George Livermore EM

b. 24/08/1883 ? d. 05/01/1968 Droxford, Hampshire.

DATE OF EM ACTION: 07/03/1923 Enham Village, Andover, Hampshire.

George was born on 24th August 1883, though little is known about his early life. It is believed he married Alice Susan Jeffrey, and served in the RAF during the Great War. He was invalided out of the the RAF due to a gunshot wound to the foot, and undertook a training course to become a French polisher. He was severely injured during the incident at the Enham Village Centre, and was incapacitated for the majority of the rest of his life.



Livermore served in the Royal Air Force during the war and was discharged in 1919 with a disability pension on account of a gun-shot wound in the foot. He was undergoing a course of training in French polishing at the Enham Village Centre, Andover, and on March 7th, 1923, was, together with other disabled men, in a room where some beeswax mixed with turpentine was being heated on a stove. This caught fire, and Livermore, realising the danger, seized a walking stick and with the crooked end lifted the blazing bucket and made for the door. His clothing was alight, but not withstanding serious burns he gallantly made his way to the doorway, when he was compelled to drop the bucket. When the fire occurred some of the men in the room managed to escape through the windows but all the men were in various degrees disabled and some were unable to escape. As it was, some of the men were slightly burnt, while Livermore himself sustained severe injuries causing him intense suffering. He had to lose part of his left arm while his right hand and arm were severely burnt.
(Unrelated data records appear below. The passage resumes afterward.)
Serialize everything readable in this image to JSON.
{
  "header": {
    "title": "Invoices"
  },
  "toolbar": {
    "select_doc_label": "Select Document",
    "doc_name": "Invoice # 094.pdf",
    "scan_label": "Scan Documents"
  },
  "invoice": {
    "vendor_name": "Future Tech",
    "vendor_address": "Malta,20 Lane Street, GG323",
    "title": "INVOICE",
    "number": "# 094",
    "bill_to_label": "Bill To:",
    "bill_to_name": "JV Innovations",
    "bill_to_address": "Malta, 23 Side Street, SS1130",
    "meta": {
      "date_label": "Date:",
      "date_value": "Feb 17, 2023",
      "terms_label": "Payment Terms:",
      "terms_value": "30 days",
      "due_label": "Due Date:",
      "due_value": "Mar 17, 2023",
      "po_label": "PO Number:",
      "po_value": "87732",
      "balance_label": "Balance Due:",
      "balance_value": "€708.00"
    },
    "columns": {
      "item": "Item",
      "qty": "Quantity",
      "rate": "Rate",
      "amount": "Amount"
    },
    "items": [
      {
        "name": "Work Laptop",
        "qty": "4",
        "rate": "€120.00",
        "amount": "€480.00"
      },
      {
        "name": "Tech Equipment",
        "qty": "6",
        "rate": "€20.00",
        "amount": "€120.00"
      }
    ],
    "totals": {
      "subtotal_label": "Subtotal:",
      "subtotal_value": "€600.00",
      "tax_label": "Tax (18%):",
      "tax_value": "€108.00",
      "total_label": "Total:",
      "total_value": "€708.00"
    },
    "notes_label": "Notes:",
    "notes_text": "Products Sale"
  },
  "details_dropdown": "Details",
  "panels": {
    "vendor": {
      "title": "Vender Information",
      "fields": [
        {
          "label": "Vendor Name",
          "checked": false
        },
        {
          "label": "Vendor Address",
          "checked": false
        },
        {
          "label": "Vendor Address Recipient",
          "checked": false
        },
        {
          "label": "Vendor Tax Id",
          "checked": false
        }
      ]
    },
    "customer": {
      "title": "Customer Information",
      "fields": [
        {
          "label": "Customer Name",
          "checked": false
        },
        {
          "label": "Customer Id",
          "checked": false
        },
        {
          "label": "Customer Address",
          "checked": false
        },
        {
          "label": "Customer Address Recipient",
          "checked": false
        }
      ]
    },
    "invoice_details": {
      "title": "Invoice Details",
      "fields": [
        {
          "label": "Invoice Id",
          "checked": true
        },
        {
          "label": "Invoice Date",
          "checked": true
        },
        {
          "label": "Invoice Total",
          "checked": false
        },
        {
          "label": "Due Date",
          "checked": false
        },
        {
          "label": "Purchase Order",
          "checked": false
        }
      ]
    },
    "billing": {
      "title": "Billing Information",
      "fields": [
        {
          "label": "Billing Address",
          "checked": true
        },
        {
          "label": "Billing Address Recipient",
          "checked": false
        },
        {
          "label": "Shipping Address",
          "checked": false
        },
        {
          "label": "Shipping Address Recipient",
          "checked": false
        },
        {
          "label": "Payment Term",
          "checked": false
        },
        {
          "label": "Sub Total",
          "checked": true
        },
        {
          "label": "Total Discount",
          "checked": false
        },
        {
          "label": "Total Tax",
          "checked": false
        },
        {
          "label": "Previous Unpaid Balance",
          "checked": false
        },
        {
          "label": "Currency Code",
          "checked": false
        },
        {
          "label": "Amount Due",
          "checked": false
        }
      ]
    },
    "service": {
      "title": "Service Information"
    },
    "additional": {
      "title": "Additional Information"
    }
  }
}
There is no doubt that Livermore realised the danger to his comrades if the building caught fire and without hesitation risked his life on their behalf.